- _EXERCISE INSTRUCTIONS_
Images stay out. Everything else in the records is repeated exactly.

- _RECORDS SHOWN_

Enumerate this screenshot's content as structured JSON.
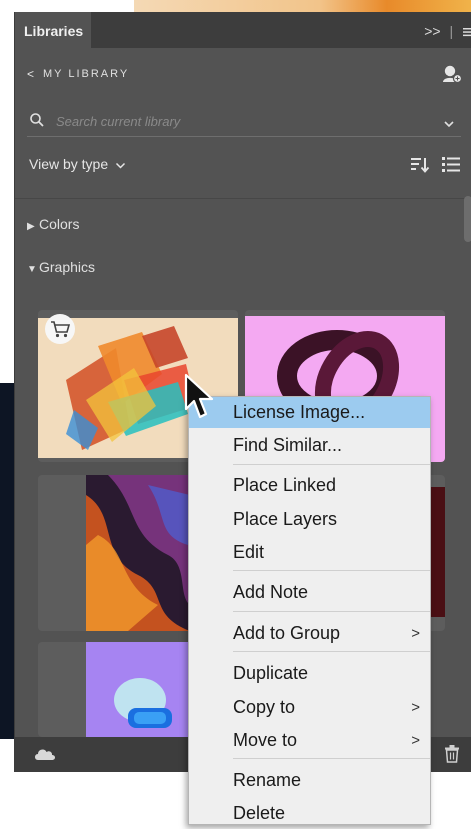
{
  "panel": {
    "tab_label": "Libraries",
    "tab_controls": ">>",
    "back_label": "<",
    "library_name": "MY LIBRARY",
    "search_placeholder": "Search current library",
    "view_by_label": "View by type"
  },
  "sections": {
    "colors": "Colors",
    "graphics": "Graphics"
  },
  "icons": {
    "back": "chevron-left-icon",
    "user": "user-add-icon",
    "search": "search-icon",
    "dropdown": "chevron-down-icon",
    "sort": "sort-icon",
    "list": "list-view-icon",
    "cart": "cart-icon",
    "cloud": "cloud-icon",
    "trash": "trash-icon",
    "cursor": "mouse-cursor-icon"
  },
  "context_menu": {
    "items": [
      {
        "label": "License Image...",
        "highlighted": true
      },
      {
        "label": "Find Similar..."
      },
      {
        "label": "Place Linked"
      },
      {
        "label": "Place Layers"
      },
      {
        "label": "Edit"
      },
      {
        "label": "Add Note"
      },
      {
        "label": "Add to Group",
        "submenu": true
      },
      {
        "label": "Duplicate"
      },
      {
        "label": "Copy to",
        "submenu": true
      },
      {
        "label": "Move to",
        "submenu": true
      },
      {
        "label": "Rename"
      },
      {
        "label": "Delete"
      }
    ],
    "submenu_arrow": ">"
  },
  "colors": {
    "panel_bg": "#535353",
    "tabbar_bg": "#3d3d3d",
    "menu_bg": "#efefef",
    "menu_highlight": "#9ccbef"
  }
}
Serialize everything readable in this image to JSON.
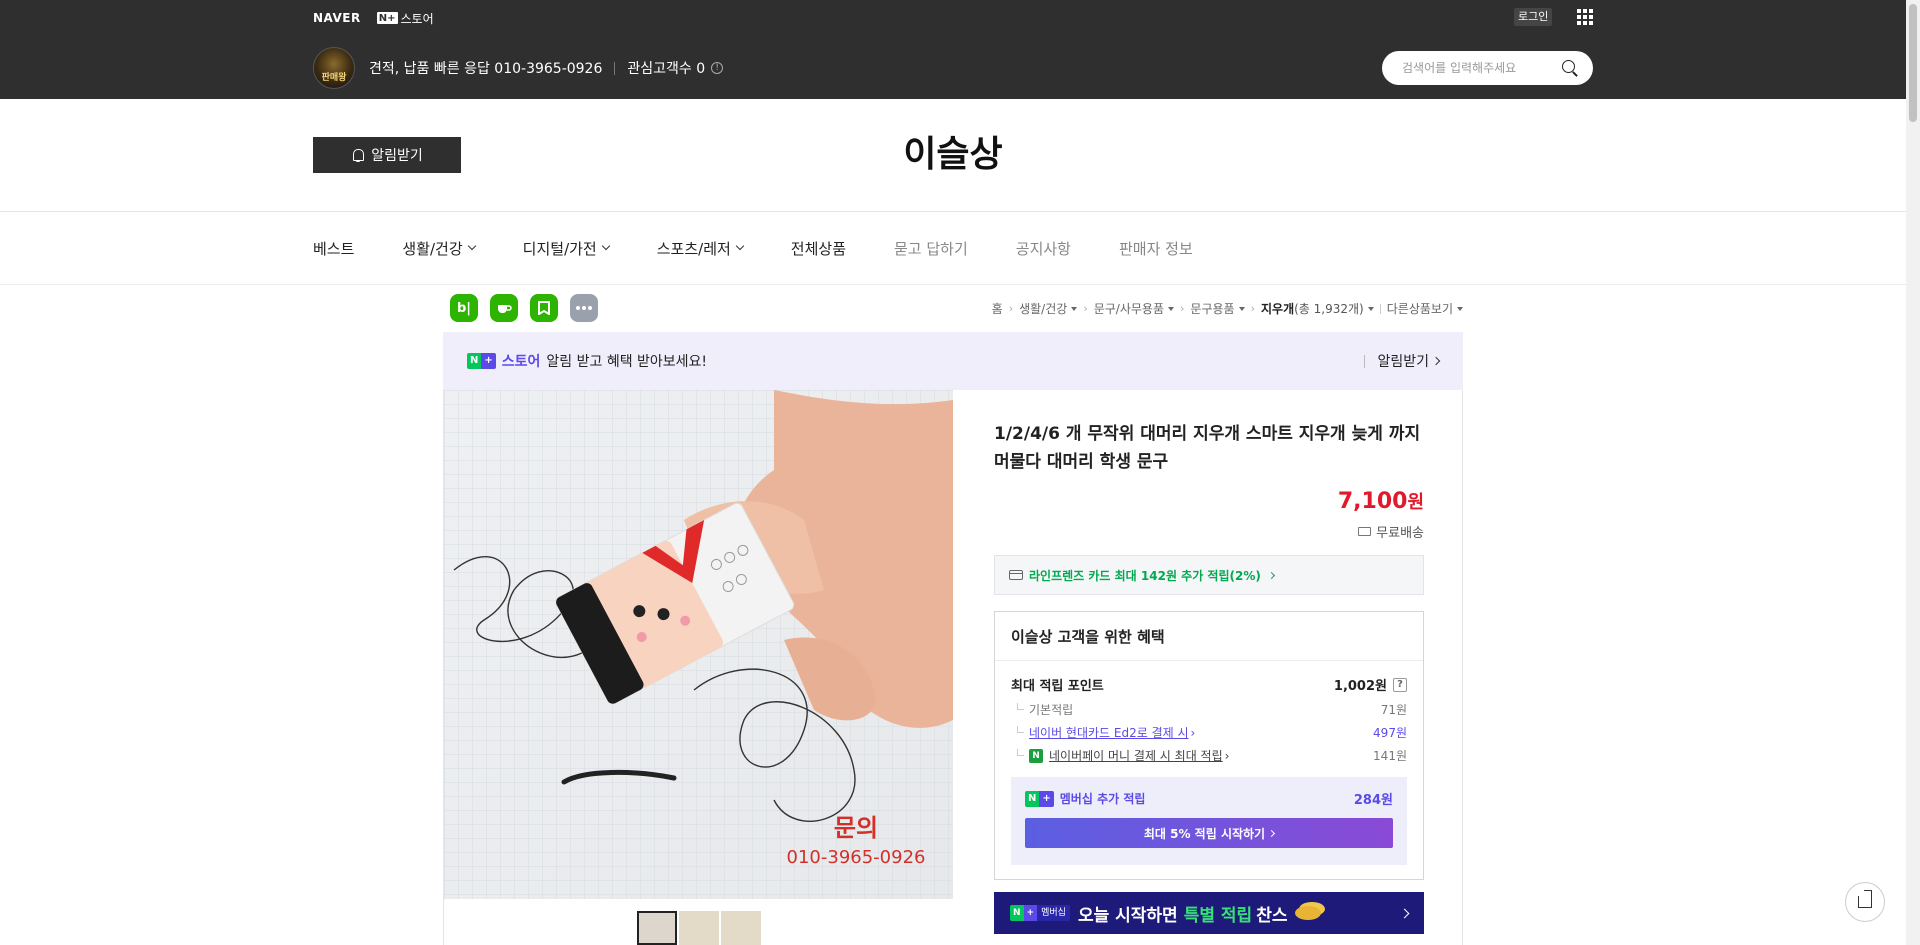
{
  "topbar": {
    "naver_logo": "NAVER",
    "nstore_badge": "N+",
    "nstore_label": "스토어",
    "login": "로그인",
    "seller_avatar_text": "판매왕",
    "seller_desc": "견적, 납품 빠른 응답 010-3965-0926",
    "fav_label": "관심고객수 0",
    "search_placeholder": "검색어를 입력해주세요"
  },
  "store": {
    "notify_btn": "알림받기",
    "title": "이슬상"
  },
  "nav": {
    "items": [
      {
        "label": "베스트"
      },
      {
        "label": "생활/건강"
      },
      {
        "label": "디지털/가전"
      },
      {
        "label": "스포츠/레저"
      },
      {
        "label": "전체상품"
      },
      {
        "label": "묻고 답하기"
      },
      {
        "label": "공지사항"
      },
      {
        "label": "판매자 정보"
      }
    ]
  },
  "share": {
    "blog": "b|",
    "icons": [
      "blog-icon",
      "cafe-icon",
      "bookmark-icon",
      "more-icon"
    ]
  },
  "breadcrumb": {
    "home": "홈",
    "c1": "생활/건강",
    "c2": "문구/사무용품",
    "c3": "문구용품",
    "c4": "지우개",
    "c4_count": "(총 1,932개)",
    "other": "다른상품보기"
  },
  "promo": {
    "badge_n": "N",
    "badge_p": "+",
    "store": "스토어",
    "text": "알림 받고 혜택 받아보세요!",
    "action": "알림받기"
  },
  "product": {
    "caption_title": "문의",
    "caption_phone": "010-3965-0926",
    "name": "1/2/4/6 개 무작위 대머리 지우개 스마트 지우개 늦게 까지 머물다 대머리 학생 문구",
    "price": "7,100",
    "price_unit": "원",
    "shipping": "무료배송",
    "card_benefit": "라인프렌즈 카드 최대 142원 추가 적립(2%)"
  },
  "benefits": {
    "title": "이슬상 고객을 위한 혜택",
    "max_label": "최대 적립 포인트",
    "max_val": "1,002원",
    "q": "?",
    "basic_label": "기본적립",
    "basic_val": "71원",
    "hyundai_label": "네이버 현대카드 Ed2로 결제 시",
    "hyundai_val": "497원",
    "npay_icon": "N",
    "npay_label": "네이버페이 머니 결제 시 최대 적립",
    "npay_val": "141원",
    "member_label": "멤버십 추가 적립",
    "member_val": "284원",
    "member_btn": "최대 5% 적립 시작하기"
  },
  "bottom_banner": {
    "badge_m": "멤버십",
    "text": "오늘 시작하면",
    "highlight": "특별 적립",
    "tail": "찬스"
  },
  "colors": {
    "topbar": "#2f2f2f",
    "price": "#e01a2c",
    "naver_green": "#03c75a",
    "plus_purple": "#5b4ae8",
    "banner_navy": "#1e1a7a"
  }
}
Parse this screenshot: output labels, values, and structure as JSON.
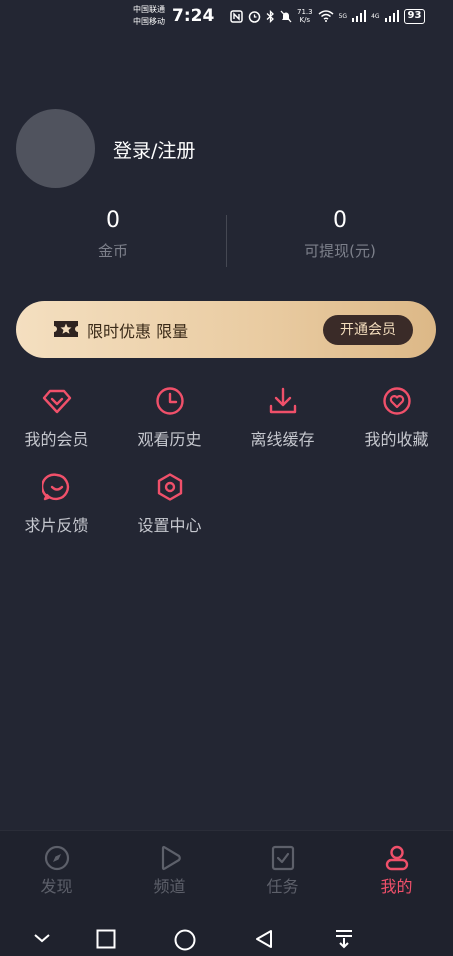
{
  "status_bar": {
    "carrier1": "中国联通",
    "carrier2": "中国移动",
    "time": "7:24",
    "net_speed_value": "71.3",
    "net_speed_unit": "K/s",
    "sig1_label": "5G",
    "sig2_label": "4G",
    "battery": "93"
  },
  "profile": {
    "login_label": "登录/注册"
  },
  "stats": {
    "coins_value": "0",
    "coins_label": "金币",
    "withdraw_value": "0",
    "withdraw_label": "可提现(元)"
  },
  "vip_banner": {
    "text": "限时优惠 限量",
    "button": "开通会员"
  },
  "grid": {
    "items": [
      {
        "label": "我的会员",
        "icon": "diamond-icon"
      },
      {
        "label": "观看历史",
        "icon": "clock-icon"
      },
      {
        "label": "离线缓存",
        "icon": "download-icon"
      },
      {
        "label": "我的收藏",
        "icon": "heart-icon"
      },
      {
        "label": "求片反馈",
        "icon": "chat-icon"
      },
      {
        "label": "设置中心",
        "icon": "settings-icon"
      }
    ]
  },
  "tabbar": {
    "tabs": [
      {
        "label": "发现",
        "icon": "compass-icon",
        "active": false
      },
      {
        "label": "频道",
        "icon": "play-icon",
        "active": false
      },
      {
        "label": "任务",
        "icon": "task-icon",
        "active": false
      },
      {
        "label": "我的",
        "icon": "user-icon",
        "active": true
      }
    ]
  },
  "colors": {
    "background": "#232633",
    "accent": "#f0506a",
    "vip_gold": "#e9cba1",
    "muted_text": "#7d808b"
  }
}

- _RESULT_
Enumerate this screenshot's content as structured JSON.
{
  "panel": {
    "tab_label": "Libraries",
    "tab_controls": ">>",
    "back_label": "<",
    "library_name": "MY LIBRARY",
    "search_placeholder": "Search current library",
    "view_by_label": "View by type"
  },
  "sections": {
    "colors": "Colors",
    "graphics": "Graphics"
  },
  "icons": {
    "back": "chevron-left-icon",
    "user": "user-add-icon",
    "search": "search-icon",
    "dropdown": "chevron-down-icon",
    "sort": "sort-icon",
    "list": "list-view-icon",
    "cart": "cart-icon",
    "cloud": "cloud-icon",
    "trash": "trash-icon",
    "cursor": "mouse-cursor-icon"
  },
  "context_menu": {
    "items": [
      {
        "label": "License Image...",
        "highlighted": true
      },
      {
        "label": "Find Similar..."
      },
      {
        "label": "Place Linked"
      },
      {
        "label": "Place Layers"
      },
      {
        "label": "Edit"
      },
      {
        "label": "Add Note"
      },
      {
        "label": "Add to Group",
        "submenu": true
      },
      {
        "label": "Duplicate"
      },
      {
        "label": "Copy to",
        "submenu": true
      },
      {
        "label": "Move to",
        "submenu": true
      },
      {
        "label": "Rename"
      },
      {
        "label": "Delete"
      }
    ],
    "submenu_arrow": ">"
  },
  "colors": {
    "panel_bg": "#535353",
    "tabbar_bg": "#3d3d3d",
    "menu_bg": "#efefef",
    "menu_highlight": "#9ccbef"
  }
}
Serialize everything readable in this image to JSON.
{
  "topbar": {
    "naver_logo": "NAVER",
    "nstore_badge": "N+",
    "nstore_label": "스토어",
    "login": "로그인",
    "seller_avatar_text": "판매왕",
    "seller_desc": "견적, 납품 빠른 응답 010-3965-0926",
    "fav_label": "관심고객수 0",
    "search_placeholder": "검색어를 입력해주세요"
  },
  "store": {
    "notify_btn": "알림받기",
    "title": "이슬상"
  },
  "nav": {
    "items": [
      {
        "label": "베스트"
      },
      {
        "label": "생활/건강"
      },
      {
        "label": "디지털/가전"
      },
      {
        "label": "스포츠/레저"
      },
      {
        "label": "전체상품"
      },
      {
        "label": "묻고 답하기"
      },
      {
        "label": "공지사항"
      },
      {
        "label": "판매자 정보"
      }
    ]
  },
  "share": {
    "blog": "b|",
    "icons": [
      "blog-icon",
      "cafe-icon",
      "bookmark-icon",
      "more-icon"
    ]
  },
  "breadcrumb": {
    "home": "홈",
    "c1": "생활/건강",
    "c2": "문구/사무용품",
    "c3": "문구용품",
    "c4": "지우개",
    "c4_count": "(총 1,932개)",
    "other": "다른상품보기"
  },
  "promo": {
    "badge_n": "N",
    "badge_p": "+",
    "store": "스토어",
    "text": "알림 받고 혜택 받아보세요!",
    "action": "알림받기"
  },
  "product": {
    "caption_title": "문의",
    "caption_phone": "010-3965-0926",
    "name": "1/2/4/6 개 무작위 대머리 지우개 스마트 지우개 늦게 까지 머물다 대머리 학생 문구",
    "price": "7,100",
    "price_unit": "원",
    "shipping": "무료배송",
    "card_benefit": "라인프렌즈 카드 최대 142원 추가 적립(2%)"
  },
  "benefits": {
    "title": "이슬상 고객을 위한 혜택",
    "max_label": "최대 적립 포인트",
    "max_val": "1,002원",
    "q": "?",
    "basic_label": "기본적립",
    "basic_val": "71원",
    "hyundai_label": "네이버 현대카드 Ed2로 결제 시",
    "hyundai_val": "497원",
    "npay_icon": "N",
    "npay_label": "네이버페이 머니 결제 시 최대 적립",
    "npay_val": "141원",
    "member_label": "멤버십 추가 적립",
    "member_val": "284원",
    "member_btn": "최대 5% 적립 시작하기"
  },
  "bottom_banner": {
    "badge_m": "멤버십",
    "text": "오늘 시작하면",
    "highlight": "특별 적립",
    "tail": "찬스"
  },
  "colors": {
    "topbar": "#2f2f2f",
    "price": "#e01a2c",
    "naver_green": "#03c75a",
    "plus_purple": "#5b4ae8",
    "banner_navy": "#1e1a7a"
  }
}
Parse this screenshot: output labels, values, and structure as JSON.
{
  "status_bar": {
    "carrier1": "中国联通",
    "carrier2": "中国移动",
    "time": "7:24",
    "net_speed_value": "71.3",
    "net_speed_unit": "K/s",
    "sig1_label": "5G",
    "sig2_label": "4G",
    "battery": "93"
  },
  "profile": {
    "login_label": "登录/注册"
  },
  "stats": {
    "coins_value": "0",
    "coins_label": "金币",
    "withdraw_value": "0",
    "withdraw_label": "可提现(元)"
  },
  "vip_banner": {
    "text": "限时优惠 限量",
    "button": "开通会员"
  },
  "grid": {
    "items": [
      {
        "label": "我的会员",
        "icon": "diamond-icon"
      },
      {
        "label": "观看历史",
        "icon": "clock-icon"
      },
      {
        "label": "离线缓存",
        "icon": "download-icon"
      },
      {
        "label": "我的收藏",
        "icon": "heart-icon"
      },
      {
        "label": "求片反馈",
        "icon": "chat-icon"
      },
      {
        "label": "设置中心",
        "icon": "settings-icon"
      }
    ]
  },
  "tabbar": {
    "tabs": [
      {
        "label": "发现",
        "icon": "compass-icon",
        "active": false
      },
      {
        "label": "频道",
        "icon": "play-icon",
        "active": false
      },
      {
        "label": "任务",
        "icon": "task-icon",
        "active": false
      },
      {
        "label": "我的",
        "icon": "user-icon",
        "active": true
      }
    ]
  },
  "colors": {
    "background": "#232633",
    "accent": "#f0506a",
    "vip_gold": "#e9cba1",
    "muted_text": "#7d808b"
  }
}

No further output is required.